*** Opening of Material for this exercise ***

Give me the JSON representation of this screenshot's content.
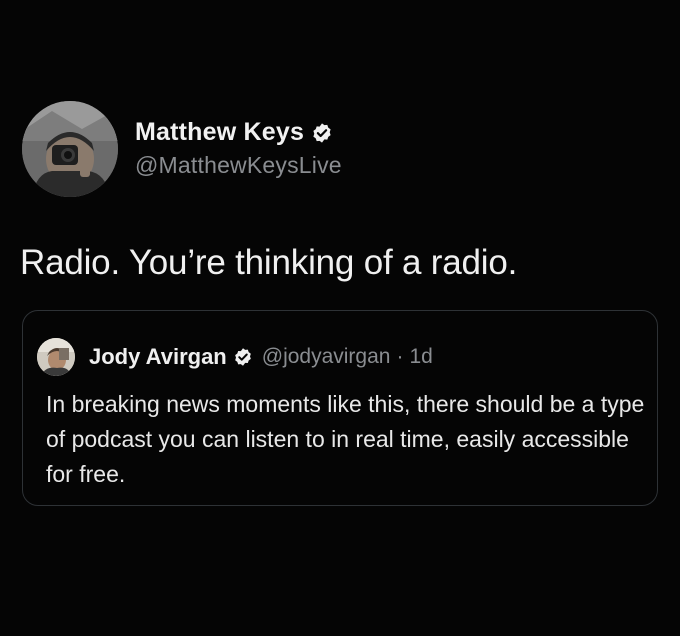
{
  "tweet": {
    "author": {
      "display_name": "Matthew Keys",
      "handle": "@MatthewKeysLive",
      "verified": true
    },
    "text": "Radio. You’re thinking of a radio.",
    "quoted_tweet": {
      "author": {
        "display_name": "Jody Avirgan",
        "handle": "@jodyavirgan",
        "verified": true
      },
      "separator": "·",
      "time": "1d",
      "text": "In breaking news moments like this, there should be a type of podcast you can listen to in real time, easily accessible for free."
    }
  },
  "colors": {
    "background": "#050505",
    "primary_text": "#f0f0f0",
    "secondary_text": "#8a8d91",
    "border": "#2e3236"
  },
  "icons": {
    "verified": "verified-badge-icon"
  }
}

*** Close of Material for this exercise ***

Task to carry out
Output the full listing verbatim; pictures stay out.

Exercise result
Give me the JSON representation of this screenshot's content.
{
  "tweet": {
    "author": {
      "display_name": "Matthew Keys",
      "handle": "@MatthewKeysLive",
      "verified": true
    },
    "text": "Radio. You’re thinking of a radio.",
    "quoted_tweet": {
      "author": {
        "display_name": "Jody Avirgan",
        "handle": "@jodyavirgan",
        "verified": true
      },
      "separator": "·",
      "time": "1d",
      "text": "In breaking news moments like this, there should be a type of podcast you can listen to in real time, easily accessible for free."
    }
  },
  "colors": {
    "background": "#050505",
    "primary_text": "#f0f0f0",
    "secondary_text": "#8a8d91",
    "border": "#2e3236"
  },
  "icons": {
    "verified": "verified-badge-icon"
  }
}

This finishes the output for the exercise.